Jack has maintained a sense of humor, too. When a teammate complained about a sore knee, Pauly says Jack responded, “I wish I could feel my sore knee.”
Whether he ever will feel his lower extremities is uncertain. Leslie Jablonski says doctors are unable to predict her son’s future, though she is encouraged.
“The initial diagnosis was that he couldn’t move from the injury on down,” she said. “To see the things he’s doing now is fascinating, and the doctors are equally amazed. I can’t imagine that he won’t walk someday.”
Injury forces rule changes
Jablonski’s injury initiated stricter enforcement of checking-from-behind and boarding penalties in Minnesota. Players face five-minute major penalties and possible game disqualifications, aspects that can alter how the game is played.
“The game has slowed down in tight areas,” Grand Rapids coach Bruce LaRoque said. “I get a feel that it’s more under control.”

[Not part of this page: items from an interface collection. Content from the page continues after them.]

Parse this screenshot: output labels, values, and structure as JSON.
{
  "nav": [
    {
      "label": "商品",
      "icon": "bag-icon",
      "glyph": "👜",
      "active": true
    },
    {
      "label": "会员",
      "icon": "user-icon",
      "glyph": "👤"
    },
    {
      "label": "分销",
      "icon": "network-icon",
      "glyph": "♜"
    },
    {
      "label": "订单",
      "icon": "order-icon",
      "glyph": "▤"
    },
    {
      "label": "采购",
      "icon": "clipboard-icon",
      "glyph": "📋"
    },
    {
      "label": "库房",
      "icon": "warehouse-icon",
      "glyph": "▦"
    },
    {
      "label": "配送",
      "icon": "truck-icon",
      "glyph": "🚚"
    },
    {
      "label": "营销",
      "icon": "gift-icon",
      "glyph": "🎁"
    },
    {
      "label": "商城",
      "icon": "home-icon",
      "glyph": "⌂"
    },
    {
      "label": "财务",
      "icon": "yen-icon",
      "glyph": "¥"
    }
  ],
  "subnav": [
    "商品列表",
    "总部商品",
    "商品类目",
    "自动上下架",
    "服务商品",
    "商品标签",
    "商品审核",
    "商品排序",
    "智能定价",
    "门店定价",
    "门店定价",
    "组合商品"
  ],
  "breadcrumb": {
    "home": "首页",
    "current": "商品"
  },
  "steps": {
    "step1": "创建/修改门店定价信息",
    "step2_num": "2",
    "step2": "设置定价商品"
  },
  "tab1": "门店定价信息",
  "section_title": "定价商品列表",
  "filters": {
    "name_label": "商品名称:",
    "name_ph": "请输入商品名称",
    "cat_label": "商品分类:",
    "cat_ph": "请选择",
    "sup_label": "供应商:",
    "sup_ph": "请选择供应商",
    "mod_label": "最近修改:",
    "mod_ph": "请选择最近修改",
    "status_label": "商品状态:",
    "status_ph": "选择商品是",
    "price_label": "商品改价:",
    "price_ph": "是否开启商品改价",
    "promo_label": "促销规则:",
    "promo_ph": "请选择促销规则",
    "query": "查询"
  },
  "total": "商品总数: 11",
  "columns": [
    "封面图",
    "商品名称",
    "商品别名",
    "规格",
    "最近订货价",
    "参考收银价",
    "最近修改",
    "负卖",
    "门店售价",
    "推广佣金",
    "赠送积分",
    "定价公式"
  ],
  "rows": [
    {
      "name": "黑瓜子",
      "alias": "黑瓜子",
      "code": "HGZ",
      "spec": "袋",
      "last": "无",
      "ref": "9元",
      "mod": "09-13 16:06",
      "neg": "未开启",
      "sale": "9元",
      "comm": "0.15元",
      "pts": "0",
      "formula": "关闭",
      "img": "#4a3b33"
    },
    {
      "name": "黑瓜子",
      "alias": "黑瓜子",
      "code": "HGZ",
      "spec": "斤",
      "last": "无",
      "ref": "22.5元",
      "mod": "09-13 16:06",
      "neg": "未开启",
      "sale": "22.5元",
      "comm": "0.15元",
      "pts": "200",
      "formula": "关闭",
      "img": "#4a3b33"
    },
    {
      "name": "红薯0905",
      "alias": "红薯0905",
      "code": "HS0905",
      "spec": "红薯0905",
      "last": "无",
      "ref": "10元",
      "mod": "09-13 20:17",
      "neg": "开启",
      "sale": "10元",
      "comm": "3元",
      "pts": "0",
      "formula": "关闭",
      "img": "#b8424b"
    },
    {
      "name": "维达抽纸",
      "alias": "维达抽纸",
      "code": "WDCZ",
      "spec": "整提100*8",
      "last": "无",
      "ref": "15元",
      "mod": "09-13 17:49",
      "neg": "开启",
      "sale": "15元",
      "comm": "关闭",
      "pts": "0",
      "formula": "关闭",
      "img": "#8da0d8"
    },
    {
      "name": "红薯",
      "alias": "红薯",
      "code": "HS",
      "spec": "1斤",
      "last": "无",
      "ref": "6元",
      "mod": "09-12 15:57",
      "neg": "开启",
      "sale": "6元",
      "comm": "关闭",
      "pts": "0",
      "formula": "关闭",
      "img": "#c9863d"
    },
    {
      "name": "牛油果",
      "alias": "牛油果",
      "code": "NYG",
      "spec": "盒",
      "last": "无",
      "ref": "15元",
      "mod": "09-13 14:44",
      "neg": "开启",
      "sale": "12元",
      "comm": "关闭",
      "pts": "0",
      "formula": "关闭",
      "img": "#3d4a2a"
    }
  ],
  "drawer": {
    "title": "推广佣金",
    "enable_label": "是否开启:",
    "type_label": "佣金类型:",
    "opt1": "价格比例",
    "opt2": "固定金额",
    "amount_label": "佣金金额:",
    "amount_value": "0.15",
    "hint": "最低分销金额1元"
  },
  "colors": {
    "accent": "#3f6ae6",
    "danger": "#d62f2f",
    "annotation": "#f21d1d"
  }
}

Still, the penalties are open to interpretation. Officials, especially the less-experienced ones calling JV games, may interpret the rules differently.
“I’ve seen players play differently and officials are much more in tune to calling it, but I’ve also seen some confusion among various officiating groups,” Pauly said. “I see players let up behind the net, but it’s something we need to continue to be vigilant about.”
Grand Rapids senior defenseman Jake Bischoff says players are more conscious on the ice to not check opponents from behind. Bischoff, who suffered multiple concussions and sat out the first month of the season, also says Jablonski’s injury caused him to change his approach to the sport.
“I’ve been thinking a lot about him because of my concussions,” Bischoff said. “There’s people out there telling me, ‘You’ve had a lot of (concussions) so you should think about just playing baseball.’ I’ve thought about that a lot recently, about how I should start enjoying every game and every shift to the fullest because you never know when that day will come.”